[DESCRIPTION OF THE TASK] Using the listing below, report each line holding the string "data".
+++++
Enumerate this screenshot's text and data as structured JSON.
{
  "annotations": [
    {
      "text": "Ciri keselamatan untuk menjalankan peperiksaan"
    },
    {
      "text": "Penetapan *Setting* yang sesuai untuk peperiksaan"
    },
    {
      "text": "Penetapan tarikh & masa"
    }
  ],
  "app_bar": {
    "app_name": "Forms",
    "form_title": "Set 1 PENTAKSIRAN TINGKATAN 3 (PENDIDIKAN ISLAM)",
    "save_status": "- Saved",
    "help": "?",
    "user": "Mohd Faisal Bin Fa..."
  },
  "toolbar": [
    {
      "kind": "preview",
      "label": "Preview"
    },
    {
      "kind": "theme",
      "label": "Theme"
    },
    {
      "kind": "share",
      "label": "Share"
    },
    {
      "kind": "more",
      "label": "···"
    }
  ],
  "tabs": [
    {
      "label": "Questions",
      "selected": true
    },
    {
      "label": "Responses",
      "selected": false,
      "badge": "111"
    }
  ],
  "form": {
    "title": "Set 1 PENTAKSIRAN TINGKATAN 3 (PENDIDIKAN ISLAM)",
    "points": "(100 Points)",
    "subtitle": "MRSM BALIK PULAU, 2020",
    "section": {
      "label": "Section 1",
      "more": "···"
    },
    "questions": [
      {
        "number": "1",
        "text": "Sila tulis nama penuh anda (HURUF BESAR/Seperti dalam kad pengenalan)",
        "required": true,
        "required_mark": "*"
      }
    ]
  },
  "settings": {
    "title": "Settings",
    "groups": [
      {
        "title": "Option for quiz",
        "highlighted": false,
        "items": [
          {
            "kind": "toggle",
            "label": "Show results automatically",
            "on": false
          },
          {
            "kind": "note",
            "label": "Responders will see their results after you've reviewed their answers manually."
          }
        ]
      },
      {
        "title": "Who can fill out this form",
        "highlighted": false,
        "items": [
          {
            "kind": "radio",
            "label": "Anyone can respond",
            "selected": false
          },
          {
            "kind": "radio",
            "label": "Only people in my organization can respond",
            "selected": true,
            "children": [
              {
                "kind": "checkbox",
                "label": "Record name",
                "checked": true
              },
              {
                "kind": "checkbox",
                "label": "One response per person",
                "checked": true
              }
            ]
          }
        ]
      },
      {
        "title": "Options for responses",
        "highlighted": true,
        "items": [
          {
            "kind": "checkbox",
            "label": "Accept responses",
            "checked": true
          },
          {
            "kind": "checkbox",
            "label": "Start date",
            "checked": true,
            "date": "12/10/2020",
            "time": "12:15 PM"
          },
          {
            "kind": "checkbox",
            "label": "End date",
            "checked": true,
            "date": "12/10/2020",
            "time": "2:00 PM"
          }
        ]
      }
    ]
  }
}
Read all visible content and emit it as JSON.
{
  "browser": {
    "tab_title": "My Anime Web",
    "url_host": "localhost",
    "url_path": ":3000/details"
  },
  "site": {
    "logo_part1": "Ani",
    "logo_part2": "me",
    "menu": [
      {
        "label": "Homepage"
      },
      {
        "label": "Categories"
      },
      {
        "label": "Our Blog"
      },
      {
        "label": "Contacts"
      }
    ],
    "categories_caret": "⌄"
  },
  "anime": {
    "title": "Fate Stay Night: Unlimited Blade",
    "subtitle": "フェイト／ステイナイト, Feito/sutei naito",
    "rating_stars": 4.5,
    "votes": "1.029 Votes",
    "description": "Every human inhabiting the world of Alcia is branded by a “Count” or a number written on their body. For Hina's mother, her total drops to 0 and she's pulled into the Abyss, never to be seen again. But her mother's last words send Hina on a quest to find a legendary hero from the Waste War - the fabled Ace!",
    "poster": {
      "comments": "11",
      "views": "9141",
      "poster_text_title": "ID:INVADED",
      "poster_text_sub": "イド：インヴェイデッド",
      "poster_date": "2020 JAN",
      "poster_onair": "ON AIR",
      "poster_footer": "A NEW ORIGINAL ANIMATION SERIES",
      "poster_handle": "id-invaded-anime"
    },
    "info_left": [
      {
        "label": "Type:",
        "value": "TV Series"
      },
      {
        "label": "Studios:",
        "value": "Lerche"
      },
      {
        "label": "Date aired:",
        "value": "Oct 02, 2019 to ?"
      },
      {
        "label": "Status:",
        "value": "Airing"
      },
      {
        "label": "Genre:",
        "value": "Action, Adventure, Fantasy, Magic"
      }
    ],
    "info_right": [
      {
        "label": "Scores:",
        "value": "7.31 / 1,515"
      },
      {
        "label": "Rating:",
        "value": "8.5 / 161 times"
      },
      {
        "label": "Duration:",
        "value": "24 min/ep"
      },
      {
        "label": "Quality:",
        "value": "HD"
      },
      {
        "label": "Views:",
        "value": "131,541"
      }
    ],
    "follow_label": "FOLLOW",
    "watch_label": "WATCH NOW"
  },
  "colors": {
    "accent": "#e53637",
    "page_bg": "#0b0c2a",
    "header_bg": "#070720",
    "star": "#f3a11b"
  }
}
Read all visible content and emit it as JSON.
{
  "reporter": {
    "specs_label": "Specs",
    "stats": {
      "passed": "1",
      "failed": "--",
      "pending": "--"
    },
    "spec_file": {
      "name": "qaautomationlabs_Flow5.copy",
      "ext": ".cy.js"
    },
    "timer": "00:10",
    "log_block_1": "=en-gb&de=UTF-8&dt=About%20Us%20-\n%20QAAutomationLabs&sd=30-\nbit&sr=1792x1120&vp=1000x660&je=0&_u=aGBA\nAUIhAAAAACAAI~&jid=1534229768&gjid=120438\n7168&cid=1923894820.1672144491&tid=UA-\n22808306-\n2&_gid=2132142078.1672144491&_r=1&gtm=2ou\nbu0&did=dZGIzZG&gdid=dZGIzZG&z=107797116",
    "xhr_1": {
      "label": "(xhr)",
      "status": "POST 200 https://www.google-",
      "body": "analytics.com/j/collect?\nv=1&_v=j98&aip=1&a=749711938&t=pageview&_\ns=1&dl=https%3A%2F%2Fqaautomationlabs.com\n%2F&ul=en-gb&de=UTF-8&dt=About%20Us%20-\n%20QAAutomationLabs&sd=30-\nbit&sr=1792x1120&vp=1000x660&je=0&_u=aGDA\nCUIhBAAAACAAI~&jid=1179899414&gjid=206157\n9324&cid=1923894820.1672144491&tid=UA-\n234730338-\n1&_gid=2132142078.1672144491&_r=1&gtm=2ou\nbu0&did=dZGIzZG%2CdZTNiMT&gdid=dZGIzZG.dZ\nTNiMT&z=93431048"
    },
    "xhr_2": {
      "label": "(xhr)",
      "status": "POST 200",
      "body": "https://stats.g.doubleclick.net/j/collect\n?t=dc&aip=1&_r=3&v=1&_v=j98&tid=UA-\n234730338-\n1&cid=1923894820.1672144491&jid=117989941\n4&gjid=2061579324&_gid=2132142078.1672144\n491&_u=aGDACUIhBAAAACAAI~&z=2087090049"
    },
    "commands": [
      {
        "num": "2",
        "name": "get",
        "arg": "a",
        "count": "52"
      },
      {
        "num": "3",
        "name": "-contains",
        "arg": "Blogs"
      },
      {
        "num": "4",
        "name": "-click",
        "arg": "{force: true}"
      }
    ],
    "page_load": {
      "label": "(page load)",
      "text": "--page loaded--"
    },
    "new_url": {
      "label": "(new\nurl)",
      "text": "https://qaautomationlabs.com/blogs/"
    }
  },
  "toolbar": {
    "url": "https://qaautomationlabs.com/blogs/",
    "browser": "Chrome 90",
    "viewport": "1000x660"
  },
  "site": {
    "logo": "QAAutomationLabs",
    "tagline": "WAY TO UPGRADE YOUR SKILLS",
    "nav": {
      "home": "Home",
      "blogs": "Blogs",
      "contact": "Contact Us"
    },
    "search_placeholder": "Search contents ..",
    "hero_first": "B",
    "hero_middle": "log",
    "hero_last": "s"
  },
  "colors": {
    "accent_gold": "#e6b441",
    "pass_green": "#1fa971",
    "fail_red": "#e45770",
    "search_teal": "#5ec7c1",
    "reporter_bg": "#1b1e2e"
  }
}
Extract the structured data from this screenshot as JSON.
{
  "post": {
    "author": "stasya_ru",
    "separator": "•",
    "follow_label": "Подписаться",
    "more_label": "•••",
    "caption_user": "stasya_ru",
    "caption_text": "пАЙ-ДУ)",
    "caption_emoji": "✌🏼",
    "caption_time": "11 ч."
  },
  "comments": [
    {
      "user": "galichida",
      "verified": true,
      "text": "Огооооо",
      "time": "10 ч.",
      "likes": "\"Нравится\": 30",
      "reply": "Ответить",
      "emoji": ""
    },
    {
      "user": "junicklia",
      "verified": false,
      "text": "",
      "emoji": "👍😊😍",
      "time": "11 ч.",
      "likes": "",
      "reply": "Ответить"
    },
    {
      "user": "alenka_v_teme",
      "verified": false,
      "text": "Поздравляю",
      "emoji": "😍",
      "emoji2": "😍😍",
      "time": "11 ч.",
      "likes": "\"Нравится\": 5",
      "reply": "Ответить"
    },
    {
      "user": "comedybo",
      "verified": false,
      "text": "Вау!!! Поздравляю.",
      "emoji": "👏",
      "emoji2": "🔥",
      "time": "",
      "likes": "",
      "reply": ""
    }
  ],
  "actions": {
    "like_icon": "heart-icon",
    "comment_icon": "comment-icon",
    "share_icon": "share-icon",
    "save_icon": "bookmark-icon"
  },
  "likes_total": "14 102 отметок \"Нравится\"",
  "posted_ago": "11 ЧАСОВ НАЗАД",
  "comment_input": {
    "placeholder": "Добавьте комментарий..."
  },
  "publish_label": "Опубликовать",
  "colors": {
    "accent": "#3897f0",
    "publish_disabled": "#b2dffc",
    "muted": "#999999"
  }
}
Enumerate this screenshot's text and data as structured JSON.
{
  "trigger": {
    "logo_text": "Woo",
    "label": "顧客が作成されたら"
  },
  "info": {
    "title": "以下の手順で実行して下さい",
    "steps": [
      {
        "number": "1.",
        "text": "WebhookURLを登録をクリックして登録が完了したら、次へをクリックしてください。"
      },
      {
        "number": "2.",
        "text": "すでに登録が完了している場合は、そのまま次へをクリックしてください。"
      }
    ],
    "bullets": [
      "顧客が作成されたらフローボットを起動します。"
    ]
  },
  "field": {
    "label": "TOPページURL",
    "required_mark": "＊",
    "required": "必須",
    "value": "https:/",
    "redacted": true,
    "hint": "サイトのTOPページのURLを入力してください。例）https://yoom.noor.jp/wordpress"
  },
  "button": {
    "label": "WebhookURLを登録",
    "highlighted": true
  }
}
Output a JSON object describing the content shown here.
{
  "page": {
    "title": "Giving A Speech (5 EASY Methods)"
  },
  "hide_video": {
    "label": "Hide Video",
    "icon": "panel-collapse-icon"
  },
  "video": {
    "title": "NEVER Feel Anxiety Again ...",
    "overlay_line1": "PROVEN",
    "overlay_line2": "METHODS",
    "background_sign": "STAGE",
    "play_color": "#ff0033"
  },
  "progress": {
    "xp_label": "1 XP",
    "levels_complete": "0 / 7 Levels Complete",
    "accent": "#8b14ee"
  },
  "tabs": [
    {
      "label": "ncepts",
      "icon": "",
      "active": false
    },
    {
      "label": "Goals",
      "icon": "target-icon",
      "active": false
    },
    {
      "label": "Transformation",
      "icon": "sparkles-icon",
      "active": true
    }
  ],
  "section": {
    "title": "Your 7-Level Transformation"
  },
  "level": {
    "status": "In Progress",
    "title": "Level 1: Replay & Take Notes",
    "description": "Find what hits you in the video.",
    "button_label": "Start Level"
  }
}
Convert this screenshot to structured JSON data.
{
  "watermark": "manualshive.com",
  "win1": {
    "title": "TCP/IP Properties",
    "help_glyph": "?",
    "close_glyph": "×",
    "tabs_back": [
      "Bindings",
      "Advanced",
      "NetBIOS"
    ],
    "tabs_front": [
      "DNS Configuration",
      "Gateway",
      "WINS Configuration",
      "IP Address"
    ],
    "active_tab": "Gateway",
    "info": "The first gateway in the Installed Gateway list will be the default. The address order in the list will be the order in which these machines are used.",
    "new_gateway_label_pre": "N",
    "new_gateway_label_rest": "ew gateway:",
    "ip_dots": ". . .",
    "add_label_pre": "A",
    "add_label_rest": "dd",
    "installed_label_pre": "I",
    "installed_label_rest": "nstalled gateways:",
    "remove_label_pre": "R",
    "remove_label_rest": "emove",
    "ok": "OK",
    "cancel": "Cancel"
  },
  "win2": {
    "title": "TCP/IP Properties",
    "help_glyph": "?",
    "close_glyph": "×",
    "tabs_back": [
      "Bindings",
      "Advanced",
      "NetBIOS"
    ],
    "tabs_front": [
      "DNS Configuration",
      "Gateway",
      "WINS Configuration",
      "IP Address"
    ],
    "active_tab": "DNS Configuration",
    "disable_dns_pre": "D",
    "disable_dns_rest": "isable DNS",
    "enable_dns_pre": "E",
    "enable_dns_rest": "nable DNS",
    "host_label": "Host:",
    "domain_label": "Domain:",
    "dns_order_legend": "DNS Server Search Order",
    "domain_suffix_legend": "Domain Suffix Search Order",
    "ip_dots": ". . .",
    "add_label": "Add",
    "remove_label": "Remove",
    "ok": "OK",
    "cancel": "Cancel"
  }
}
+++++
[SOLUTION FOR THIS PROBLEM]
Enumerate this screenshot's text and data as structured JSON.
Extract the structured data from this screenshot as JSON.
Enumerate this screenshot's text and data as structured JSON.
Convert this screenshot to structured JSON data.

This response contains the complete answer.